Big things are expected of Manchester City this season and defender Lucy Bronze claims the opportunity to make history is spurring the side on.
With a squad packed full of England stars – including Bronze, who has 23 international caps to her name – Man City are a legitimate contender to win every competition they enter.
The 2014 FA WSL Continental Cup is the only major trophy in their history to date but two wins from the opening two league games this season have them sitting atop the nascent WSL 1 table.
City were also unfortunate to exit the SSE Women’s FA Cup at the semi-final stage on Sunday – going down 2-1 to Chelsea after extra-time – but Bronze still sees no reason why it can’t be a memorable year.
“I think everything we are doing is a chance to make history – not only on the field but off it,” said Bronze, speaking at the launch of SSE’s new girls-only football participation programme.
“We have our own stadium, we have our own training pitches and we are setting the standard for everyone in the country, in Europe and the world.
“We are leading in that and now we want to be a world leader on the pitch as well.
“We don’t just want to beat teams, we want to do so by playing good football and we want to get the fans in. We are getting really good crowds in the stadium now.”
In partnership with the FA, Women’s FA Cup sponsors SSE are launching a new girls-only participation programme, designed to increase the number of girls between the ages of 7-14 playing the game.
The programme will see FA affiliated clubs offered grants to help run new girls-only teams and create the next generation of female football players.
And after her own travails playing the sport growing up, Bronze is convinced the participation programme can only benefit the next generation of girls.
“When I was younger I only played with boys,” added the 24-year-old.
“My mum took me to an all-boys programme and thankfully the people there knew about women’s football.
“They said to her ‘you need to be taking her to here’ and ‘you need to do this with her’.
“The biggest problem was that once you got to 12 years old, girls couldn’t play with boys anymore.
“I hit 12 and I was like ‘well who am I supposed to play with now’ because the nearest girls team for me was an hour’s drive from where I lived.
“Now there is a girls’ team in the town that I lived in and there are teams all over the country which is great and programmes like this one are so important.”
SSE are proud to be creating more opportunities than ever for girls to play football through the Participation Programme.
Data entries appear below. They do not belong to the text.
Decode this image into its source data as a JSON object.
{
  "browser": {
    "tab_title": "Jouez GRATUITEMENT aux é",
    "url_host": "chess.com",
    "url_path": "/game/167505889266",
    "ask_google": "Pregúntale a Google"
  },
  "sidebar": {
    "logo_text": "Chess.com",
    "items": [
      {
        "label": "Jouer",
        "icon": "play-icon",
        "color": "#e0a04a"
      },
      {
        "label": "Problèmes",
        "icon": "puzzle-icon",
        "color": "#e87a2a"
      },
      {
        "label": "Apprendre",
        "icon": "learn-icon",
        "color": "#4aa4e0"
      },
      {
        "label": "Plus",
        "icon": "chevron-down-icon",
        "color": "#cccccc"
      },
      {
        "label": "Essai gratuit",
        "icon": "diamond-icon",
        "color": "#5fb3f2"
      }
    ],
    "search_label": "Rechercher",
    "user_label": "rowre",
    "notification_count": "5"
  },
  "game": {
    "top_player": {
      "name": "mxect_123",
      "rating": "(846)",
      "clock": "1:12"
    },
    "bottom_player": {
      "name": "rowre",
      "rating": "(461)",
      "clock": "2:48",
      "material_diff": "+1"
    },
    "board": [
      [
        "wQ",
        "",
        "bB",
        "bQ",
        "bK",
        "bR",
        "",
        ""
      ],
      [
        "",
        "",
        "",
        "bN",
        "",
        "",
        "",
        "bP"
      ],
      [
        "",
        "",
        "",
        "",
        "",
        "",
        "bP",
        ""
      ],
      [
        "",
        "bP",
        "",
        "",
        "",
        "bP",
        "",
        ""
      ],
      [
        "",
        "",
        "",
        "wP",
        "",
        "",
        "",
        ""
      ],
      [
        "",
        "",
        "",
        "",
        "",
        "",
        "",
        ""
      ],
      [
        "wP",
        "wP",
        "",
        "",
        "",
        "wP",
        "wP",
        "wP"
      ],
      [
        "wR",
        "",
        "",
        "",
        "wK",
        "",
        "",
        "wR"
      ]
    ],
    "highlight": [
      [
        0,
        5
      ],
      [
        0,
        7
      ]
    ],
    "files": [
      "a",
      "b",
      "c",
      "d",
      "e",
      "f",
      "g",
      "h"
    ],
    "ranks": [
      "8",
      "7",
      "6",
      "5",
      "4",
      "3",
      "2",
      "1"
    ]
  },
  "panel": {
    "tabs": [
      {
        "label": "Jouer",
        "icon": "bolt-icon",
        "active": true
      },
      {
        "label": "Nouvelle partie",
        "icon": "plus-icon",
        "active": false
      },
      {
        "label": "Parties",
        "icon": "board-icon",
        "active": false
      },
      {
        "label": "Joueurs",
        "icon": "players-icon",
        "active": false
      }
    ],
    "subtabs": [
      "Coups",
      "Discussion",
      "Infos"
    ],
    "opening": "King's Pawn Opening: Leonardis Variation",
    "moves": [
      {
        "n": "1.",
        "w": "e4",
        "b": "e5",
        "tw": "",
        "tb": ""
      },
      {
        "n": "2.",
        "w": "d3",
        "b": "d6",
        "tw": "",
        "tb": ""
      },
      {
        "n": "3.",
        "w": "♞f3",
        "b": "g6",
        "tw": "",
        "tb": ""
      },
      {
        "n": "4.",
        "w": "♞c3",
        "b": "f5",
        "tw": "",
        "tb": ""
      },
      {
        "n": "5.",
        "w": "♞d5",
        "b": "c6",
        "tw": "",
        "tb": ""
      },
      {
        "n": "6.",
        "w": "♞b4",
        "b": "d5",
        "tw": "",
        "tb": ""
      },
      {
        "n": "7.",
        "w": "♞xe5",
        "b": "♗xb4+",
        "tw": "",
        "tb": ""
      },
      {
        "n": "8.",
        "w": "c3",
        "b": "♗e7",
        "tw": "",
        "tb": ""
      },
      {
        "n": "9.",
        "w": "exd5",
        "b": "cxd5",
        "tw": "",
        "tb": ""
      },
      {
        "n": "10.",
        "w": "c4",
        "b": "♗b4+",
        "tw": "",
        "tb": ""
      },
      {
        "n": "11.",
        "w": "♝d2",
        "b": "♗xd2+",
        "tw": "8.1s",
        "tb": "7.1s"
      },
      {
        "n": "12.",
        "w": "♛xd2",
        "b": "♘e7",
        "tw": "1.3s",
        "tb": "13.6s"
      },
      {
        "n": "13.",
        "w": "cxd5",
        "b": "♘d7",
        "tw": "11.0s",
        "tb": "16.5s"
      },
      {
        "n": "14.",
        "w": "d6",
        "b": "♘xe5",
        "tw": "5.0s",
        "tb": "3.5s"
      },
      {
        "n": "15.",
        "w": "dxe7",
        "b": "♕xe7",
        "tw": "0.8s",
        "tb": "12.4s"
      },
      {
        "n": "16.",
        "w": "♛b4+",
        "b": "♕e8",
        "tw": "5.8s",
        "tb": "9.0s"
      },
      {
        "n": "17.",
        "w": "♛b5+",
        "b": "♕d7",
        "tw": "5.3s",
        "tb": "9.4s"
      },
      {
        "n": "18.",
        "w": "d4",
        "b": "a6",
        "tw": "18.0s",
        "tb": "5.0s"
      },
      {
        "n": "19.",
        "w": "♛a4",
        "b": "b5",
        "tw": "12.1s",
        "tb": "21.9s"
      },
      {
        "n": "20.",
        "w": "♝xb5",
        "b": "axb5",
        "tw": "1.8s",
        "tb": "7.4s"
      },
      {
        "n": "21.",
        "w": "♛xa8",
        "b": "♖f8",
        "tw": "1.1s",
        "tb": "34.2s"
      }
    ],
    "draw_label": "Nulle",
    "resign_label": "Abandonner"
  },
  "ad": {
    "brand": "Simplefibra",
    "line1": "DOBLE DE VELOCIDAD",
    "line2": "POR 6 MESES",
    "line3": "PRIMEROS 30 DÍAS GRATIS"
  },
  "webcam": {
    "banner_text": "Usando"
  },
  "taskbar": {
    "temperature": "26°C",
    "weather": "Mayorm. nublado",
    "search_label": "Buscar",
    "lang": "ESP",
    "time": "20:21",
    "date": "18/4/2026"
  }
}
To find out more about the work SSE are doing in women’s football, visit: www.SSE.co.uk/girls-united